She was appointed Commander of the Order of the British Empire (CBE) in 2006 and Dame Commander of the Order of the British Empire (DBE) in the 2019 Birthday Honours for services to art.

Rachel’s work is dear to my heart, House went up near where I lived and I love her ambitious large scale work, and the idea of using something like a house as a mold! very inspiring work although not directly relatable to textiles.

Rebecca Fairley

“I cannot really describe myself as a conventional textile artist. I do work with fabrics and yarn but I have a broader interest in materials and material manipulation. My particular interest is in using materials like fabric, knits and plastics to mould concrete surfaces. I am the course leader for textiles at the Open College of the Arts (OCA), a British-based open access institution that offers high quality arts courses by distance learning. My role includes tutoring, assessing and course writing. In this blog post I would like to share my work, my approach and what inspires me as a practitioner and how this has helped me develop a course I have recently written for the OCA; Mixed Media for Textiles.
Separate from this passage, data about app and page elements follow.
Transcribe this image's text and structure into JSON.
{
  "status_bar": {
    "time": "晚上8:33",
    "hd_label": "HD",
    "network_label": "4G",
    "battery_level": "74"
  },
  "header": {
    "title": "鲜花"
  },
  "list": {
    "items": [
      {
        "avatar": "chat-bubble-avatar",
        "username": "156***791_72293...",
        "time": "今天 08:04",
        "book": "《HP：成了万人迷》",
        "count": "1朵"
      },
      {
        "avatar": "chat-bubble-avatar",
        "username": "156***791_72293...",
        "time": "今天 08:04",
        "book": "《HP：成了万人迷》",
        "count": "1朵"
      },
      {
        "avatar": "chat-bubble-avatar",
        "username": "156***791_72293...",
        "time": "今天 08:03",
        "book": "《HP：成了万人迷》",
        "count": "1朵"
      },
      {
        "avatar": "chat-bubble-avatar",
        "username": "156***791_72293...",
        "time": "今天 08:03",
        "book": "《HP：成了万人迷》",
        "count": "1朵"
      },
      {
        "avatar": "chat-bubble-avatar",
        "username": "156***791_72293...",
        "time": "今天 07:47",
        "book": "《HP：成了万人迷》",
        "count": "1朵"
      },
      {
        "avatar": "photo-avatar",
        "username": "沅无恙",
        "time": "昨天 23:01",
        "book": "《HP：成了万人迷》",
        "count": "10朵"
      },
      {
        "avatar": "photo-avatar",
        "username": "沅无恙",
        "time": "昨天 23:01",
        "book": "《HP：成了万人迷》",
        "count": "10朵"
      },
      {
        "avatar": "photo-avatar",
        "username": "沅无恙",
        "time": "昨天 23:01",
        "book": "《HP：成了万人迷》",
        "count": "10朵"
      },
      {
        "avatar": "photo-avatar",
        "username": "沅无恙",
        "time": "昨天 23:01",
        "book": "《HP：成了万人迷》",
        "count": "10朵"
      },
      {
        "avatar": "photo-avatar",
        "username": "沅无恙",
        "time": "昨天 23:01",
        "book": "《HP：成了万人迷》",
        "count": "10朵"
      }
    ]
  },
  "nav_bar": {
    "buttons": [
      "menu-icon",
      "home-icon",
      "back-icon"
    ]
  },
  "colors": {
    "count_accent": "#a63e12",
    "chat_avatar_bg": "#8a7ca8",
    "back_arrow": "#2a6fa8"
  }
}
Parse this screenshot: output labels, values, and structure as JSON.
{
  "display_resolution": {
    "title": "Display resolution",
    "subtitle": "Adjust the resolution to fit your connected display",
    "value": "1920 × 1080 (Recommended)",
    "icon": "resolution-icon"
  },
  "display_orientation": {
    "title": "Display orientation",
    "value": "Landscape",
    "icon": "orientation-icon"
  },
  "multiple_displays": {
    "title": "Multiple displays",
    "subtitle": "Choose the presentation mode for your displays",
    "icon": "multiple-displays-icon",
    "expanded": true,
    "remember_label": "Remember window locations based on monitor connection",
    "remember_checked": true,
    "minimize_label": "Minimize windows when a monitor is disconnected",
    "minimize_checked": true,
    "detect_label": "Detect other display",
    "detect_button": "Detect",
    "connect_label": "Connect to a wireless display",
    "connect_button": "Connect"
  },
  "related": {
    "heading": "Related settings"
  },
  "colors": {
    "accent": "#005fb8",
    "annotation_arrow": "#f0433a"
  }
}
Like many students who study at the OCA I worked towards a degree in textiles later in life. After a career in nursing and whilst bringing up my children I was given the opportunity to take my life-long love of making and explore it at university. I studied Surface Design for Fashion and Interiors at the University of Huddersfield where I came into contact with methods, materials and ideas I had not previously known. I worked in a whole range of materials including fabrics, plastics, wood and paper, learning traditional textile techniques like embroidery and screen-printing coupled with the contemporary technology of computer aided design and laser cutting. I do see the value of using modern technology. However, my excitement lies with using my hands to create.”
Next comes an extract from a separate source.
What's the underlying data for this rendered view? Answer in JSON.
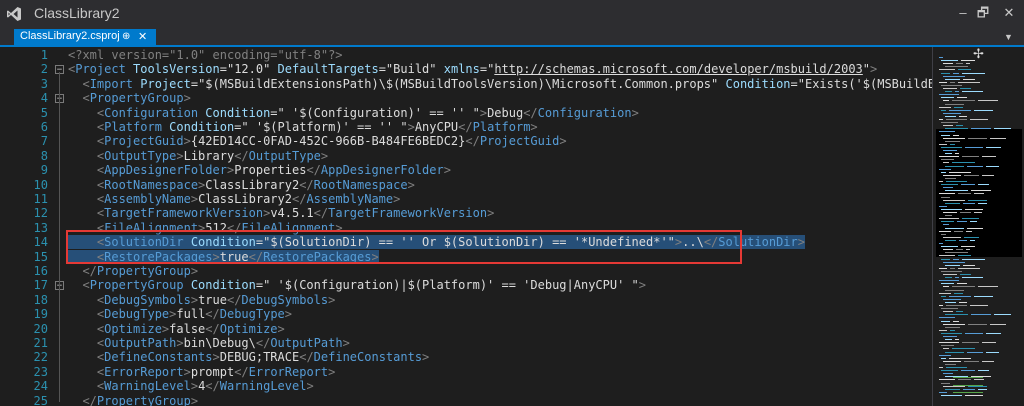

Not only is Rebecca a fabulous tutor and lovely woman who is helping us all achieve our best possible grades during the OCA’s move to digital assessment, her work is absolutely gorgeous and inspirational! Her work was often in my mind when I was casting concrete into socks or over my back doorstep!

Susan Benarcik
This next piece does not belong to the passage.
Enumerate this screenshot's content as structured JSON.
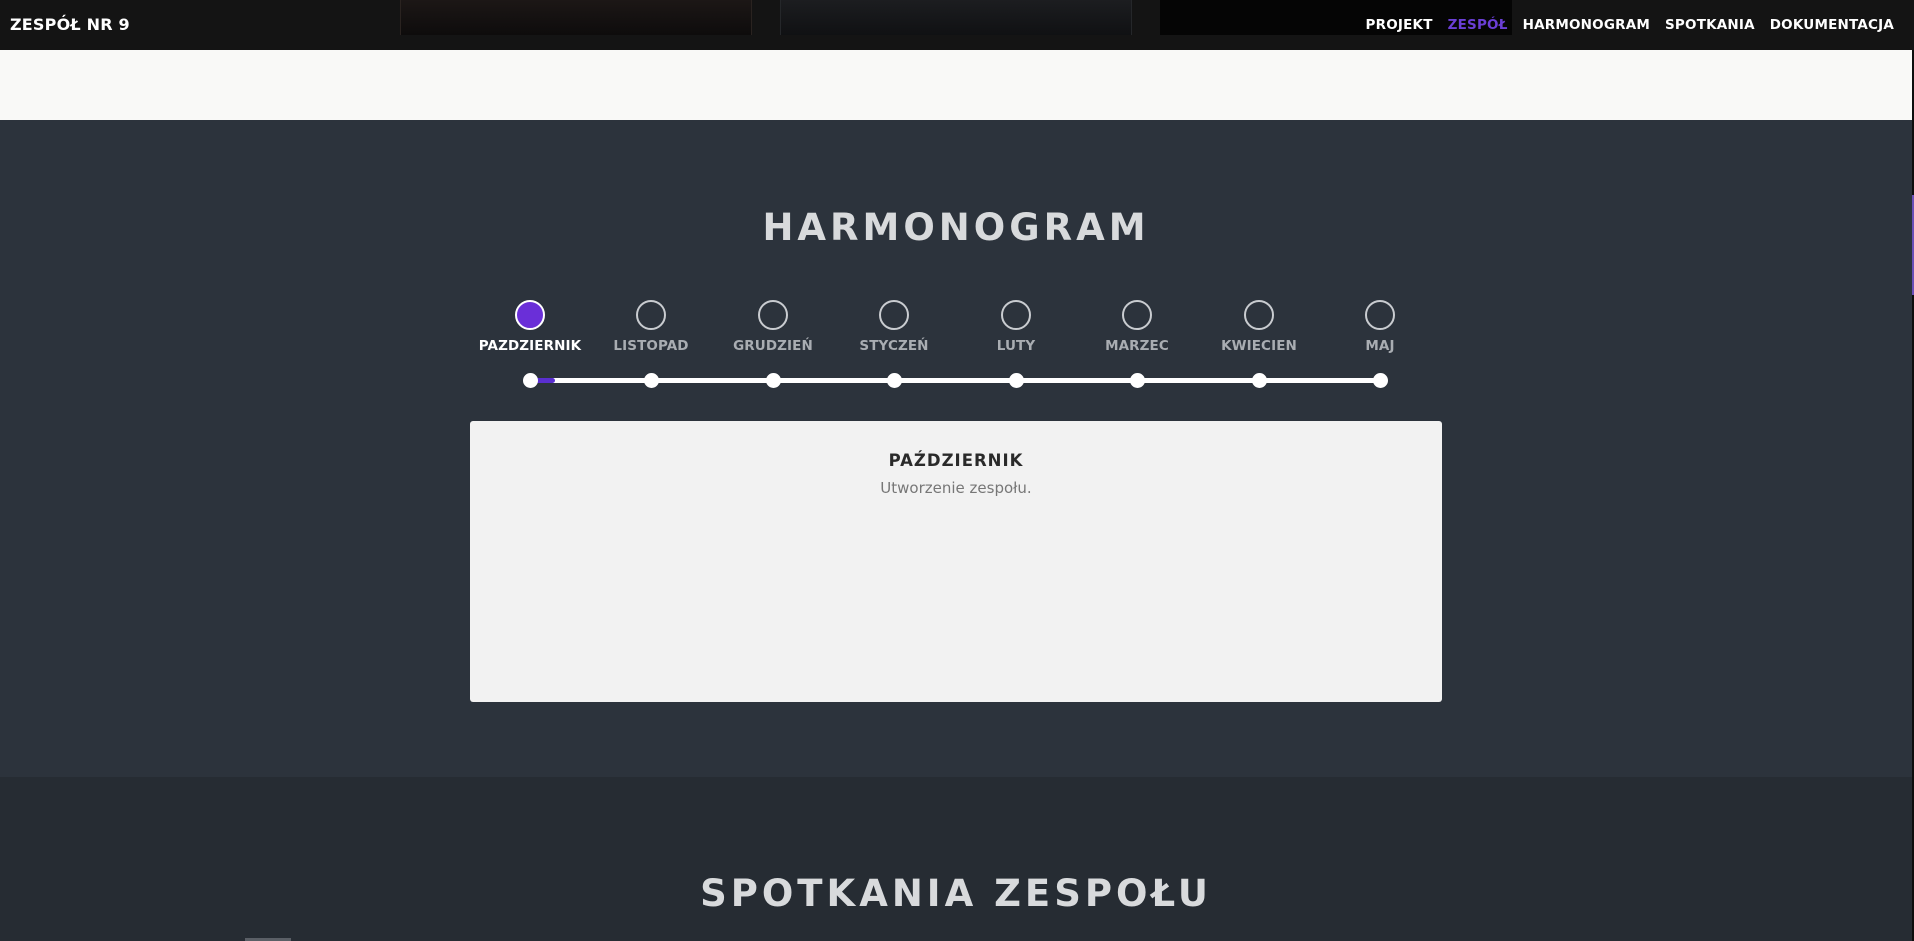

Susan Benarcik is a sculptor and urban garden designer based in Delaware. Evolving simultaneously as artist and gardener, Benarcik posses an innate understanding of natural materials, which is dually expressed in her artwork and garden designs. Hard wired to inspire audiences with a fresh perspective, her work has been exhibited across the country in galleries, museums, sculpture parks, arboreta, and botanic gardens such as the New York Design Center, Brooklyn Botanic Garden, and the Delaware Art Museum.

The artist is the recipient of Individual Artist Fellowship Award from Delaware Division of the Arts in 2019, a National Endowment for the Arts Challenge America Grant to Organizations and Artists in 2017, and a Pollock-Krasner Foundation Award, in 2007. Her Master’s degree in printmaking is from Cranbrook Academy of Art, and Bachelor’s degree in Fine Art from Rosemont College.

Benarcik was an apprentice at the Fabric Workshop and Museum in Philadelphia, a Core Fellow at the Museum of Fine Arts in Houston, and most recently a Philadelphia CFEVA fellow. The artist teaches creativity workshops nation wide, and is a founding board member of the Jester Artspace, a non-profit organization in Wilmington, partnering with New Castle County to renovate a pre-civil war farmhouse for the arts.

Susan uses collage, print, sculpture and mixed media for her art, she clearly has a mind that is inetrested in very many things! Some of her work is very pretty, some of ir quite stark, some of it very playful, some serious. I chose this because she is clearly comfortable experimenting with everything from pulped coffee cups to latex to paint and metal and I like that a lot.



Jennie Caminada

Studying for a textiles degree, teaching sewing classes, avid gardener, knitter, mother, lover, dancer, lover of good music and hugs